RECORDS SHOWN:
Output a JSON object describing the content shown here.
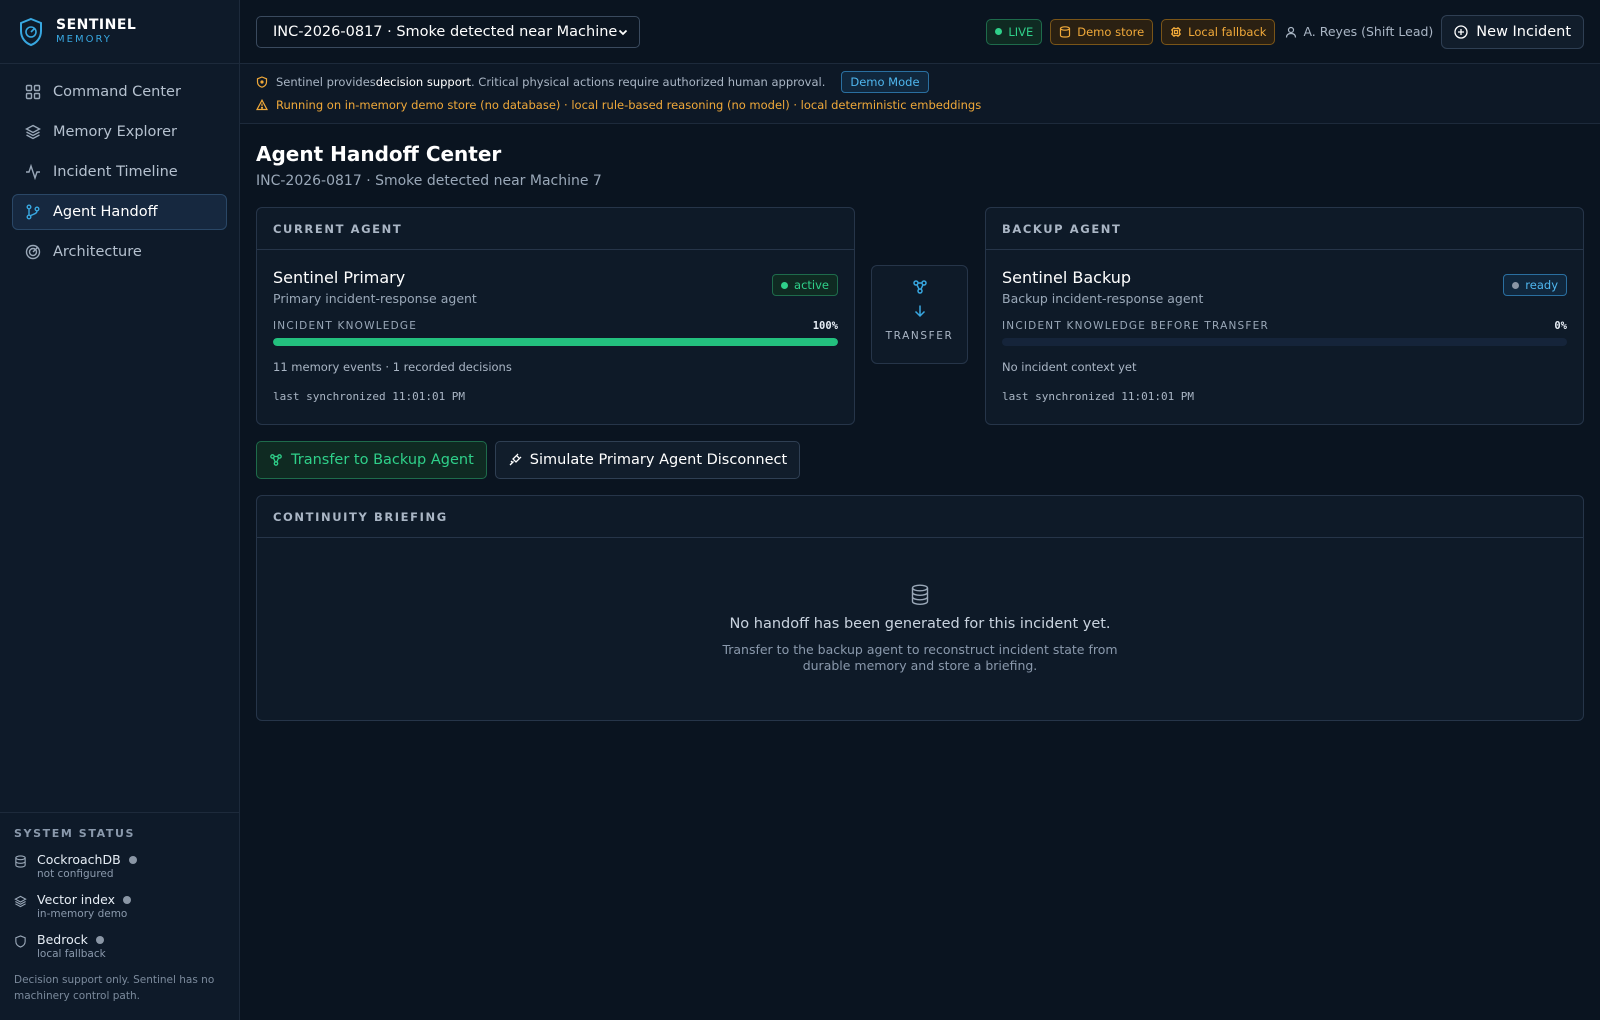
{
  "brand": {
    "title": "SENTINEL",
    "subtitle": "MEMORY"
  },
  "nav": [
    {
      "label": "Command Center",
      "icon": "grid-icon"
    },
    {
      "label": "Memory Explorer",
      "icon": "layers-icon"
    },
    {
      "label": "Incident Timeline",
      "icon": "activity-icon"
    },
    {
      "label": "Agent Handoff",
      "icon": "git-branch-icon",
      "active": true
    },
    {
      "label": "Architecture",
      "icon": "radar-icon"
    }
  ],
  "system": {
    "heading": "SYSTEM STATUS",
    "items": [
      {
        "name": "CockroachDB",
        "state": "not configured"
      },
      {
        "name": "Vector index",
        "state": "in-memory demo"
      },
      {
        "name": "Bedrock",
        "state": "local fallback"
      }
    ],
    "note": "Decision support only. Sentinel has no machinery control path."
  },
  "topbar": {
    "incident_select": "INC-2026-0817 · Smoke detected near Machine",
    "badges": {
      "live": "LIVE",
      "demo_store": "Demo store",
      "local_fallback": "Local fallback"
    },
    "user": "A. Reyes (Shift Lead)",
    "new_incident": "New Incident"
  },
  "notice": {
    "pre": "Sentinel provides ",
    "bold": "decision support",
    "post": ". Critical physical actions require authorized human approval.",
    "demo_mode": "Demo Mode",
    "warning": "Running on in-memory demo store (no database) · local rule-based reasoning (no model) · local deterministic embeddings"
  },
  "page": {
    "title": "Agent Handoff Center",
    "subtitle": "INC-2026-0817 · Smoke detected near Machine 7"
  },
  "current": {
    "heading": "CURRENT AGENT",
    "name": "Sentinel Primary",
    "desc": "Primary incident-response agent",
    "status": "active",
    "knowledge_label": "INCIDENT KNOWLEDGE",
    "knowledge_pct": "100%",
    "knowledge_value": 100,
    "events": "11 memory events · 1 recorded decisions",
    "sync": "last synchronized 11:01:01 PM"
  },
  "transfer": {
    "label": "TRANSFER"
  },
  "backup": {
    "heading": "BACKUP AGENT",
    "name": "Sentinel Backup",
    "desc": "Backup incident-response agent",
    "status": "ready",
    "knowledge_label": "INCIDENT KNOWLEDGE BEFORE TRANSFER",
    "knowledge_pct": "0%",
    "knowledge_value": 0,
    "events": "No incident context yet",
    "sync": "last synchronized 11:01:01 PM"
  },
  "actions": {
    "transfer": "Transfer to Backup Agent",
    "simulate": "Simulate Primary Agent Disconnect"
  },
  "briefing": {
    "heading": "CONTINUITY BRIEFING",
    "empty_title": "No handoff has been generated for this incident yet.",
    "empty_text": "Transfer to the backup agent to reconstruct incident state from durable memory and store a briefing."
  },
  "colors": {
    "accent": "#38a7e0",
    "success": "#23c07e",
    "warning": "#f0a93a",
    "background": "#0a1420"
  }
}
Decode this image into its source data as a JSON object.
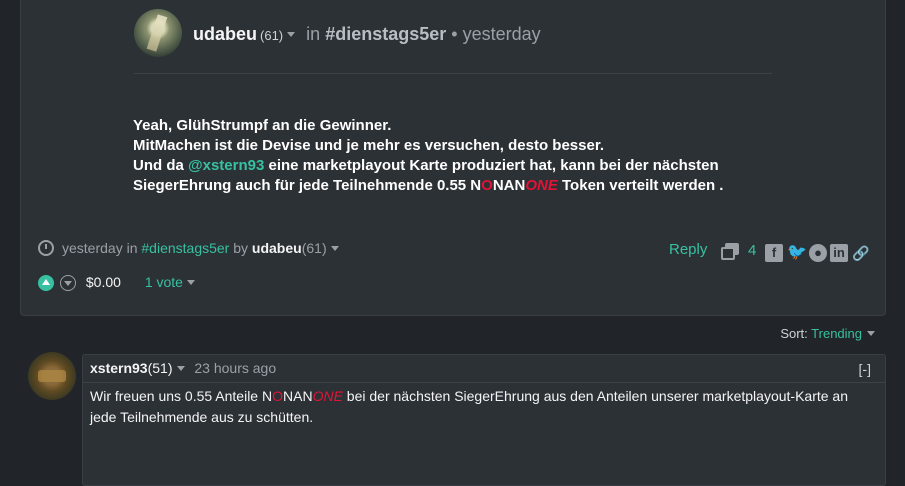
{
  "post": {
    "author": "udabeu",
    "reputation": "(61)",
    "in_word": "in",
    "community": "#dienstags5er",
    "separator": "•",
    "time": "yesterday",
    "body": {
      "line1": "Yeah, GlühStrumpf an die Gewinner.",
      "line2": "MitMachen ist die Devise und je mehr es versuchen, desto besser.",
      "line3_pre": "Und da ",
      "mention": "@xstern93",
      "line3_post": " eine marketplayout Karte produziert hat, kann bei der nächsten",
      "line4_pre": "SiegerEhrung auch für jede Teilnehmende 0.55 N",
      "line4_o": "O",
      "line4_nan": "NAN",
      "line4_one": "ONE",
      "line4_post": " Token verteilt werden ."
    },
    "meta": {
      "time": "yesterday",
      "in_word": "in",
      "community": "#dienstags5er",
      "by_word": "by",
      "author": "udabeu",
      "reputation": "(61)"
    },
    "reply_label": "Reply",
    "comment_count": "4",
    "share_icons": [
      "facebook-icon",
      "twitter-icon",
      "reddit-icon",
      "linkedin-icon",
      "link-icon"
    ],
    "payout": "$0.00",
    "votes_label": "1 vote"
  },
  "sort": {
    "label": "Sort:",
    "value": "Trending"
  },
  "comment": {
    "author": "xstern93",
    "reputation": "(51)",
    "time": "23 hours ago",
    "collapse": "[-]",
    "text_pre": "Wir freuen uns 0.55 Anteile N",
    "text_o": "O",
    "text_nan": "NAN",
    "text_one": "ONE",
    "text_post": " bei der nächsten SiegerEhrung aus den Anteilen unserer marketplayout-Karte an jede Teilnehmende aus zu schütten."
  },
  "colors": {
    "accent": "#37c1a0",
    "brand_red": "#e31337",
    "background": "#212529",
    "card": "#2c3136"
  }
}
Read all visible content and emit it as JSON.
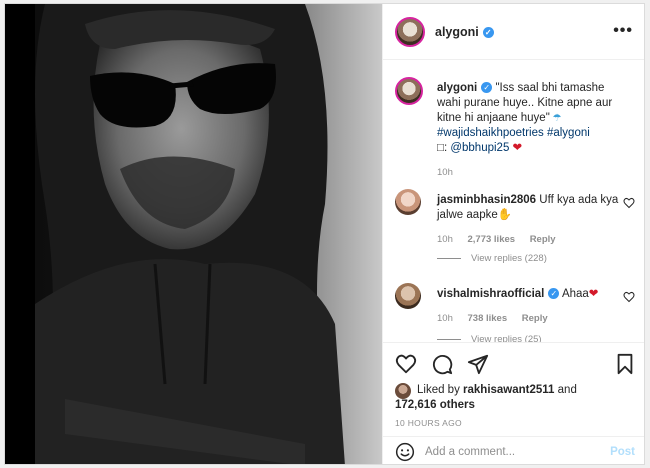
{
  "post": {
    "username": "alygoni",
    "more_icon": "more-dots-icon",
    "verified_icon": "verified-badge-icon"
  },
  "caption": {
    "username": "alygoni",
    "text_line1": "\"Iss saal bhi tamashe wahi purane huye.. Kitne apne aur kitne hi anjaane huye\"",
    "hashtags": "#wajidshaikhpoetries #alygoni",
    "credit_prefix": "□: ",
    "credit_handle": "@bbhupi25",
    "time": "10h"
  },
  "comments": [
    {
      "username": "jasminbhasin2806",
      "text": "Uff kya ada kya jalwe aapke",
      "emoji": "✋",
      "time": "10h",
      "likes": "2,773 likes",
      "reply": "Reply",
      "view_replies": "View replies (228)"
    },
    {
      "username": "vishalmishraofficial",
      "text": "Ahaa",
      "emoji": "❤",
      "time": "10h",
      "likes": "738 likes",
      "reply": "Reply",
      "view_replies": "View replies (25)"
    }
  ],
  "actions": {
    "liked_by_prefix": "Liked by ",
    "liked_by_user": "rakhisawant2511",
    "liked_by_and": " and",
    "others": "172,616 others",
    "time_ago": "10 HOURS AGO"
  },
  "add_comment": {
    "placeholder": "Add a comment...",
    "post_label": "Post",
    "emoji_icon": "smiley-icon"
  },
  "colors": {
    "link": "#00376b",
    "verified": "#3897f0",
    "post_disabled": "#b2dffc",
    "heart": "#d3192a"
  }
}
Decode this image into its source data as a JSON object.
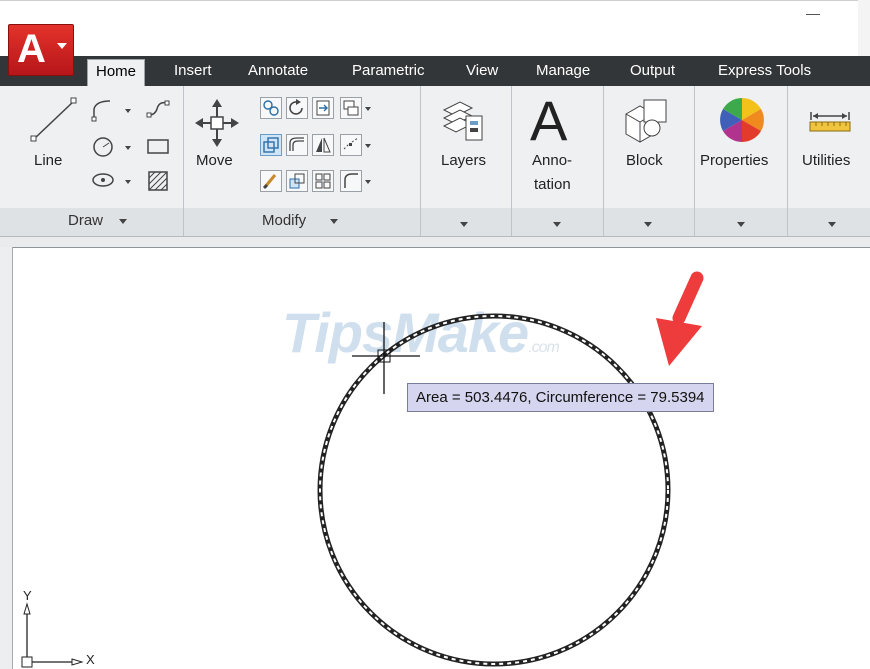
{
  "ribbon_tabs": [
    "Home",
    "Insert",
    "Annotate",
    "Parametric",
    "View",
    "Manage",
    "Output",
    "Express Tools"
  ],
  "draw_panel": {
    "title": "Draw",
    "line_label": "Line"
  },
  "modify_panel": {
    "title": "Modify",
    "move_label": "Move"
  },
  "big_buttons": {
    "layers": "Layers",
    "annotation_line1": "Anno-",
    "annotation_line2": "tation",
    "block": "Block",
    "properties": "Properties",
    "utilities": "Utilities"
  },
  "icons": {
    "app_logo": "A",
    "annotation_glyph": "A"
  },
  "tooltip": "Area = 503.4476, Circumference = 79.5394",
  "watermark": {
    "main": "TipsMake",
    "suffix": ".com"
  },
  "ucs": {
    "y": "Y",
    "x": "X"
  },
  "colors": {
    "arrow": "#ee3b3b",
    "tooltip_bg": "#d5d5f0",
    "tab_bar": "#333638"
  }
}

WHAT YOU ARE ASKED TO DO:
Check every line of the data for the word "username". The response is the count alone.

RESPONSE:
4